15 Queuing Networks Open Network Closed Network Jackson product-form solutionClosed NetworkBuzen convolution algorithms
16 Large Queuing Networks Large systems can be modeled as a collection of queues.Bounding algorithmsFind upper and lower bounds only.Mean value analysis (MVA)Iterative method to find response times for each device in the system.

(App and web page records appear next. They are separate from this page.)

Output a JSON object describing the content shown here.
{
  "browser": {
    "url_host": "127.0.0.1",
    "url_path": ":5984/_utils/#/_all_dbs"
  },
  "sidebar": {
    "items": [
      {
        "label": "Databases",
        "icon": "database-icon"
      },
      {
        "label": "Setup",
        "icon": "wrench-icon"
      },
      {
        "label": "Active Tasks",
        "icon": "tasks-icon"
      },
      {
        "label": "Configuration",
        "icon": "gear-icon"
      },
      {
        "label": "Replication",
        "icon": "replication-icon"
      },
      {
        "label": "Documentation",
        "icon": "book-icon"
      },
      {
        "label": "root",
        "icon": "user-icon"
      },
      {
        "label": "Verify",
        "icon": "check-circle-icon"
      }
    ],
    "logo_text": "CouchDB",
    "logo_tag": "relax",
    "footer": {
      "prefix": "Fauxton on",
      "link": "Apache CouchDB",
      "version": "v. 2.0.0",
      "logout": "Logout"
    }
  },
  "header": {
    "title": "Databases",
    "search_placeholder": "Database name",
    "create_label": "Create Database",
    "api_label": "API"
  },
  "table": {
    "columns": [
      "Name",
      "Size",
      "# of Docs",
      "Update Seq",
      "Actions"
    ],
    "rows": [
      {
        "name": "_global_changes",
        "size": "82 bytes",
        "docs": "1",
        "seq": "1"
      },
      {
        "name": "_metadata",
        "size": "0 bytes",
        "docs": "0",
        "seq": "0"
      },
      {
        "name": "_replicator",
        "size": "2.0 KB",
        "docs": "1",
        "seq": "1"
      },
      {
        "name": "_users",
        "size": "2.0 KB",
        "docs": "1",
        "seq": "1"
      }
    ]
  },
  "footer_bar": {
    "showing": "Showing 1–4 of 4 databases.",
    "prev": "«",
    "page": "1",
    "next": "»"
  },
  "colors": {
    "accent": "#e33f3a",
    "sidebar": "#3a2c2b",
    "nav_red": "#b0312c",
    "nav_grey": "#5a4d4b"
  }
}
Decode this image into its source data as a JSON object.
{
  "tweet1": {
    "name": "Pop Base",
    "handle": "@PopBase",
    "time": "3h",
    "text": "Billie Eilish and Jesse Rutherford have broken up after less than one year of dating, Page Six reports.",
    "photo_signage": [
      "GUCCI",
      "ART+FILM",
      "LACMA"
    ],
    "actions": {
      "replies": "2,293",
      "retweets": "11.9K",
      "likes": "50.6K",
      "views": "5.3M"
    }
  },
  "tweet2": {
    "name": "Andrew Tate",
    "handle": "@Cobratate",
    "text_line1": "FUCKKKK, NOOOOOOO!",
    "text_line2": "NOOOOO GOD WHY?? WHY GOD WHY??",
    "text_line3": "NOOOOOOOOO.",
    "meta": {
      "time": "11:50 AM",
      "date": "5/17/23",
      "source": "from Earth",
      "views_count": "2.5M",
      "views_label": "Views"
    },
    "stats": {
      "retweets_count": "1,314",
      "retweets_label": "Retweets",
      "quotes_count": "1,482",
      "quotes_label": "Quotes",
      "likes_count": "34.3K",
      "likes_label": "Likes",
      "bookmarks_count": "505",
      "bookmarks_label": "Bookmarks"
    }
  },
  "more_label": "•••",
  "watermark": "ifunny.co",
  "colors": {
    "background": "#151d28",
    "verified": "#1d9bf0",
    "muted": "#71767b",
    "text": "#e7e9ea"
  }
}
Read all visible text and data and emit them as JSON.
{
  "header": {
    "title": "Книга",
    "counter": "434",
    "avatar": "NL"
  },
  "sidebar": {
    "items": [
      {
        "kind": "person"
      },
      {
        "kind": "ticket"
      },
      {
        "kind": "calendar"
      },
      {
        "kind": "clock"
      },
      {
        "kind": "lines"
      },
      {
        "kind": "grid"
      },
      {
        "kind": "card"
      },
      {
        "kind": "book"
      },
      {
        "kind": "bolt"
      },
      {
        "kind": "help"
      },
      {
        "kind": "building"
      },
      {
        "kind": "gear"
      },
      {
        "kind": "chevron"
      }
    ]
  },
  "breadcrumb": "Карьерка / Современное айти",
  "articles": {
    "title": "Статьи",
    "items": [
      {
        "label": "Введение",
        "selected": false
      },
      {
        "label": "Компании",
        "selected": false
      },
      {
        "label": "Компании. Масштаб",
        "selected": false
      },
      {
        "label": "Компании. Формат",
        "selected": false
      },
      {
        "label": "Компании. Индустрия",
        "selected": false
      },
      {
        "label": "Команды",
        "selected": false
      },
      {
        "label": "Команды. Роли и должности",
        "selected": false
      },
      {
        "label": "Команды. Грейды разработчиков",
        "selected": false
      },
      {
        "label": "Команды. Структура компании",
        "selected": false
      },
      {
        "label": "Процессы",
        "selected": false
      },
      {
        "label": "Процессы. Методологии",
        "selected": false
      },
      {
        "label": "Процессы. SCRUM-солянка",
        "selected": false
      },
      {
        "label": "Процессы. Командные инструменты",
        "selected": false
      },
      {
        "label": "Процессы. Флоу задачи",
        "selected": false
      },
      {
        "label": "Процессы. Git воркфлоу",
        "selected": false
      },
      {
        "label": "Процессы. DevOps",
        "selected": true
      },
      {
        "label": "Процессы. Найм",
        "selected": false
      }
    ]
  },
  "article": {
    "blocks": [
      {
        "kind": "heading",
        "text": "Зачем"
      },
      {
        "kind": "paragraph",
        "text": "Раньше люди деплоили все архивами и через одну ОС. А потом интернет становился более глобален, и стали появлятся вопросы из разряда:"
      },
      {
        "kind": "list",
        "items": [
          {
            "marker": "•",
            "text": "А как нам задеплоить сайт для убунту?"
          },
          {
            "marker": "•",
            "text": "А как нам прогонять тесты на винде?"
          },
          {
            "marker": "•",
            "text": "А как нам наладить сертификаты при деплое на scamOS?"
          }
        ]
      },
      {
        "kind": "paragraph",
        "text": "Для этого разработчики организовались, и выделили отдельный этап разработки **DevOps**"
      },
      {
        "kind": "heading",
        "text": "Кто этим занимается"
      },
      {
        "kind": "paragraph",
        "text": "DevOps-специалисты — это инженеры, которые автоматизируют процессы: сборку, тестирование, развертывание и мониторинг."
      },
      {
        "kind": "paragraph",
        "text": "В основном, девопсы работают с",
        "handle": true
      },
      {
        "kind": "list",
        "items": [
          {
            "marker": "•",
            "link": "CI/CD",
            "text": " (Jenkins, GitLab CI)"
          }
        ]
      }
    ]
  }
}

This will sum to the system response time and overall queue lengths.Convolution algorithmsArray convolutionsCan answer more detailed questions than MVA, i.e. are 2 IO devices busy at the same time?For large networks, we use software simulators
17 Discrete Event Simulations Why use a simulator?Hard to build analytic models for:Virtual memoryResource sharing (CPU and IO)Mutual exclusion to resourcesBulk packet arrivals (self similarity)Non-exponential service timesCan run many variants and perturbations of a systemCan build stochastic and deterministic models and intermix them.To automate the mathematical processAllows you to study the problem from many angles with ease compared to analytical models
18 Modeling Tips Understand the architecture in detail first Decide on how detailed your model should beThe more detailed the more time, and possibly the more bugs you will introduceyou don’t want to build the final product.Do you need to model the whole system, or just a part?Get the abstraction defined before you start!!Chose the right tool and languageVerify and test the modelsState what the goal of the model is, know when to stopDon’t let mysterious results pass – understand them.Review the model design – like any other piece of code.
19 Good Simulation Tools http://www.idsia.ch/~andrea/simtools.html C++SIM Good site with links to many modeling toolsC++SIMC LibrariesDo it yourself standalone, no GUI, good for academicsOpnet ModelerMIL3, mainly for network and data flowCSIMLockheed Martin – good for computer and electronic systemsDiscrete and continuous modelsNT and Unix flavorsSES WorkbenchA generic modeling toolGUI, object orientated, NT and Unix
20 Recommended Reading“The Art of Computer Systems Performance Analysis”, Raj Jain, Wiley & Sons 1991“Performance Modeling for Computer Architects”, C. Krishna, IEEE Computer Society Press 1996“Telecommunication Networks”, Mischa Shwartz, Addison Wesley 1987